 From the collection of Joe Genne via Rob Mears

XVJ-25 was assigned a smorgasbord of airplane types to provide transport, target towing, targets, etc. From the 7 September 1945 USN Aircraft Location Report:
(Rockland was NAAF Rockland, Maine. At the moment, I don't know what a WF6-3 is; it's apparently not a typo because there were about 450 in the replacement pool on Guam...)

It would appear that at least a few of the SB2C-4Es were transferred to XVJ-25 from VS-31 when that unit was disestablished.

At some point in late 1945, certainly by 25 January 1946, the date of the USN Aircraft Location Report that Angelo provided to me,  XVF-200 was relocated to NALF Fentress, Virginia and XVJ-25, to NAS Atlantic City

Sometime before the date of that report, possibly as a result of that relocation, XVF-200 had also been assigned 12 SB2C-4Es in addition to those being operated by XVJ-25. It is likely that one of these, a former VS-31 airplane, is the one in the picture.

According to Angelo, who has better and more organized files than I do,  XVF-200 was subsequently disestablished on 15 March 1946 so strictly speaking, if the picture was taken in 1947, it wasn't at the time assigned to XVF-200. (The snow also suggests Maine in late 1945 or January 1946 although it's not unknown in New Jersey.) XVJ-25 was redesignated VJ-20 on 7 March 1946 and and eight days later, became VX-2. That caused me to correct my blog post on VX squadrons (

Tuesday, June 5, 2012


A doomed VT-8 crew taking off on a one-way mission to attack the Japanese carriers off Midway on 4 June 1942.

Once upon a time, a friend loaned me a computer game that replicated, in some detail, the battle of Midway.
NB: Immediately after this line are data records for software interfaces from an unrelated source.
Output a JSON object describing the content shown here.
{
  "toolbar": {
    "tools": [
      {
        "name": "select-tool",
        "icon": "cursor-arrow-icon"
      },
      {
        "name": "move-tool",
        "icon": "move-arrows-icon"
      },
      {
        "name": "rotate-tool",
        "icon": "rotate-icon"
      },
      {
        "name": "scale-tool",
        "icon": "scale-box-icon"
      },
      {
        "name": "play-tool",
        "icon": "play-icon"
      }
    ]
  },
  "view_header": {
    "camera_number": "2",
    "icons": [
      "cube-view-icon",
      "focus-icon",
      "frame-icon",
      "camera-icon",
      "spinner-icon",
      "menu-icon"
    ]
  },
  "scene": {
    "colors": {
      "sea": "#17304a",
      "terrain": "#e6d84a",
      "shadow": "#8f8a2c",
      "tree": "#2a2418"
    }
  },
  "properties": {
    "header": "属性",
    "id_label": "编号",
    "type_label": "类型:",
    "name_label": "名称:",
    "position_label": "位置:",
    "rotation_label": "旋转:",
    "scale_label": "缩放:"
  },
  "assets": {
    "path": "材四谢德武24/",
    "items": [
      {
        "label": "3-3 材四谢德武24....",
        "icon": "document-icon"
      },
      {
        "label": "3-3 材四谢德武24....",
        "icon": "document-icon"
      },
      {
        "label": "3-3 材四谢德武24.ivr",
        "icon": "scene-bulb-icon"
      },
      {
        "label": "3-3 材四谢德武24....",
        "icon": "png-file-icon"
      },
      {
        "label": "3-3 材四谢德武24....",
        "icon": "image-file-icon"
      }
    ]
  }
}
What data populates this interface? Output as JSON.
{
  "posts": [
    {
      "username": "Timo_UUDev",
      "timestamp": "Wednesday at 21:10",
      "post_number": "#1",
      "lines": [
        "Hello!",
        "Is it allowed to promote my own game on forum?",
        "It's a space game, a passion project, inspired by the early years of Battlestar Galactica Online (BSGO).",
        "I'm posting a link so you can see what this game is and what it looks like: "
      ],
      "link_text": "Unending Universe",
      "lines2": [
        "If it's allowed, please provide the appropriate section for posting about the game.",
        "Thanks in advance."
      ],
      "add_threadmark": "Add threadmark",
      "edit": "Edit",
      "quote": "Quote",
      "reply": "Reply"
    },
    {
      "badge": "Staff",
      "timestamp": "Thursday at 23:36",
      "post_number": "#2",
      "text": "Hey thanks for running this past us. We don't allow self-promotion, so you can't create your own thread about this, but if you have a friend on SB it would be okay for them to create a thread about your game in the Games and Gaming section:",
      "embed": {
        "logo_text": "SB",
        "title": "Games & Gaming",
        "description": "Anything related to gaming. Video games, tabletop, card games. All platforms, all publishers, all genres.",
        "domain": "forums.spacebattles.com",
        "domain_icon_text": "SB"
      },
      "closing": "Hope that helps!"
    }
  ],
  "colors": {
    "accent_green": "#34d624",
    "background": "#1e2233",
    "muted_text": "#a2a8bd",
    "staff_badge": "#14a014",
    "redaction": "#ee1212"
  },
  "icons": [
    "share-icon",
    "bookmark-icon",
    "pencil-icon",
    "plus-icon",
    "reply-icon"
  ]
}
I played it several times, me controlling the U.S. forces and the computer, the Japanese. Even knowing the initial disposition of the Japanese forces, which the U.S. Navy had to determine by scouting, I got my butt kicked every time. The superior range of their scouts and strike airplanes was one of the deciding factors. And yet the Americans prevailed in the battle, arguably the turning point of the Pacific war. I put it down to mostly luck but there was more to it than that. Here is an excellent synopsis of some of the other factors if you don't have time to read a book like Shattered Sword..